# Records drawn from a dataset
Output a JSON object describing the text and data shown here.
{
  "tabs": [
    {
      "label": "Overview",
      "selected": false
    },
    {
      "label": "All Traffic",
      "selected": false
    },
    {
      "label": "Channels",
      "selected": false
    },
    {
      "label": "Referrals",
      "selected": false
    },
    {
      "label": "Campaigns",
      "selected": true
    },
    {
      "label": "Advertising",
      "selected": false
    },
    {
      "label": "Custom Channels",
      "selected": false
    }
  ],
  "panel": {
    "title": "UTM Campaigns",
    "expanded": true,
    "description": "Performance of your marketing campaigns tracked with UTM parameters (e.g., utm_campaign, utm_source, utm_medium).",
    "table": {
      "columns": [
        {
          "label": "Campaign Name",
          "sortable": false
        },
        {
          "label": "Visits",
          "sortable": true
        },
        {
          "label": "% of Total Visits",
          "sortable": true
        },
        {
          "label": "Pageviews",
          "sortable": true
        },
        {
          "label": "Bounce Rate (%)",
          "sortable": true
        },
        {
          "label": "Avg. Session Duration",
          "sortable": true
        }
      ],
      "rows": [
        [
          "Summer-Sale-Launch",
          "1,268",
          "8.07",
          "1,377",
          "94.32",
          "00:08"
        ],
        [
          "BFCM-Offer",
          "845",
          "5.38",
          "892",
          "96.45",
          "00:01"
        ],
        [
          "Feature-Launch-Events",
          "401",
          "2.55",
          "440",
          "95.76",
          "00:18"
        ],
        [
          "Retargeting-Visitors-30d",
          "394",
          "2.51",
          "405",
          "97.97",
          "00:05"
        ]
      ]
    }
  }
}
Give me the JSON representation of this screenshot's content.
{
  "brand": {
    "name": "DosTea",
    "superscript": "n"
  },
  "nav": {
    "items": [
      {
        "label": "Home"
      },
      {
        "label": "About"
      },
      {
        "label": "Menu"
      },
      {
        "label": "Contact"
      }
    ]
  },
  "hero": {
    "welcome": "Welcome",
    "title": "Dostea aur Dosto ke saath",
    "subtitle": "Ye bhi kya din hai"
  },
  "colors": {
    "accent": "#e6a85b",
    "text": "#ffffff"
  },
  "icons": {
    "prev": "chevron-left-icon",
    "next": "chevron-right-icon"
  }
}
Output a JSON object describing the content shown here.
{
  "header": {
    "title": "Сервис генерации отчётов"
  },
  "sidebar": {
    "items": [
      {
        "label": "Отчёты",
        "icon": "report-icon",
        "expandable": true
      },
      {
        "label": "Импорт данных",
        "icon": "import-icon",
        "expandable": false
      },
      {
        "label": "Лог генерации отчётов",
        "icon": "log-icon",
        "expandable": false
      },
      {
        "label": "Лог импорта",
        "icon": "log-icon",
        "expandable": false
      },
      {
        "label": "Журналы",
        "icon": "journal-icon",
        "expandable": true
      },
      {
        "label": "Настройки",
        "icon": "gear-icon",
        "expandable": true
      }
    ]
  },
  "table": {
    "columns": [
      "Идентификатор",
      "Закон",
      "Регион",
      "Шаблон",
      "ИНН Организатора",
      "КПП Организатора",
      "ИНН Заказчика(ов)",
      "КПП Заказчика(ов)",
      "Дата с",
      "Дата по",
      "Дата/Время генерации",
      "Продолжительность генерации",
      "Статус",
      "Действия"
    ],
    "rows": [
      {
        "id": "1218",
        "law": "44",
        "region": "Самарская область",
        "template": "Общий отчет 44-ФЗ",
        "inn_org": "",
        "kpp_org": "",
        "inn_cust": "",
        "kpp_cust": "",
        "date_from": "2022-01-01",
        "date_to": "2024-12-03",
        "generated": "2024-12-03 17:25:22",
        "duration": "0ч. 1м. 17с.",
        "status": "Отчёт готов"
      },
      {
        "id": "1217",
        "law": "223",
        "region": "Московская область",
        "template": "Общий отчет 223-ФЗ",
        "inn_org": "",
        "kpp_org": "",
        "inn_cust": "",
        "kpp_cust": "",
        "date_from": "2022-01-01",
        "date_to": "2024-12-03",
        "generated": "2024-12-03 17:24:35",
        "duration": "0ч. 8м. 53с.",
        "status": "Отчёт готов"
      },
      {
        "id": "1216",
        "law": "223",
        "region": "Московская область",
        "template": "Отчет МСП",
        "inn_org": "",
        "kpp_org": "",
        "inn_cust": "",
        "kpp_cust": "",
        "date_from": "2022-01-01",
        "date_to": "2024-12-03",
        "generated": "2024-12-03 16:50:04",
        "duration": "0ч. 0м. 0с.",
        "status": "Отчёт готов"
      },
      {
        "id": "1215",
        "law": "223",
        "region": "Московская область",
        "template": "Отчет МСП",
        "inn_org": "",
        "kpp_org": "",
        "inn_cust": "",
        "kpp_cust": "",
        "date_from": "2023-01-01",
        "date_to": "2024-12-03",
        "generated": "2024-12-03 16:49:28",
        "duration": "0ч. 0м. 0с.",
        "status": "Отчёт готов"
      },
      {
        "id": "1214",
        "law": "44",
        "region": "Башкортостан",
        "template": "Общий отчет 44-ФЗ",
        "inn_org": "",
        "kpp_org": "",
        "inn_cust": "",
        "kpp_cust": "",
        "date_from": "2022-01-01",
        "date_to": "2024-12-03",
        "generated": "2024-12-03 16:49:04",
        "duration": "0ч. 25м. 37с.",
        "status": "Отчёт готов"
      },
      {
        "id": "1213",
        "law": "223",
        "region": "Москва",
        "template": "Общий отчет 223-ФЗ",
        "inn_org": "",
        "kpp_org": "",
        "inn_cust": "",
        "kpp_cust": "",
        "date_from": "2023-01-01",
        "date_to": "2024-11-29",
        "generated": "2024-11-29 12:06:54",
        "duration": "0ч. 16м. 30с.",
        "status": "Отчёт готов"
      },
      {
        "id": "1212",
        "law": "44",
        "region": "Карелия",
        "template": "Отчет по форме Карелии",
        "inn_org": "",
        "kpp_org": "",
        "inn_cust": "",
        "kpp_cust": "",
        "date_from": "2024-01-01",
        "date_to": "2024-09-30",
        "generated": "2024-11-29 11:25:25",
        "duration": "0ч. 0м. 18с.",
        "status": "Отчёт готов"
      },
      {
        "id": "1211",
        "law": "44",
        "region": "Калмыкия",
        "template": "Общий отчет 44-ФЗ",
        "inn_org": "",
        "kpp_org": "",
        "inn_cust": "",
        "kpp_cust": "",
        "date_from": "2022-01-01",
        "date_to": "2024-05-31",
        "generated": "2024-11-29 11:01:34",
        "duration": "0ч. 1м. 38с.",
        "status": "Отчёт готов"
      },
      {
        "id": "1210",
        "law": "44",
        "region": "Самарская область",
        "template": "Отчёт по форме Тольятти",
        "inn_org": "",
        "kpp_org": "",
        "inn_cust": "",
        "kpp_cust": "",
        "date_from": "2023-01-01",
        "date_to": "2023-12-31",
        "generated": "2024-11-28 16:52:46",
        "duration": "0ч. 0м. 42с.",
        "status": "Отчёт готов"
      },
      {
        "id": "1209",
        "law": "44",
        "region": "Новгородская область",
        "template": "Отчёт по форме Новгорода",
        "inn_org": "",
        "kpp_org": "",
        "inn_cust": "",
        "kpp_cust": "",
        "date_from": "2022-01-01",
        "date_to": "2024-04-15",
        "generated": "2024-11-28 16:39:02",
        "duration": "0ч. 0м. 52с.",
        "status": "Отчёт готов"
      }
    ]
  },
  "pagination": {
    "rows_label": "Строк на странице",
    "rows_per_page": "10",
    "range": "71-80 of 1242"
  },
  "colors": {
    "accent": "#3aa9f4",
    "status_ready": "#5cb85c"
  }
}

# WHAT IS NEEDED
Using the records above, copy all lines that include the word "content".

# EXPECTED OUTPUT
Give me the JSON representation of this screenshot's content.
Output a JSON object describing the content shown here.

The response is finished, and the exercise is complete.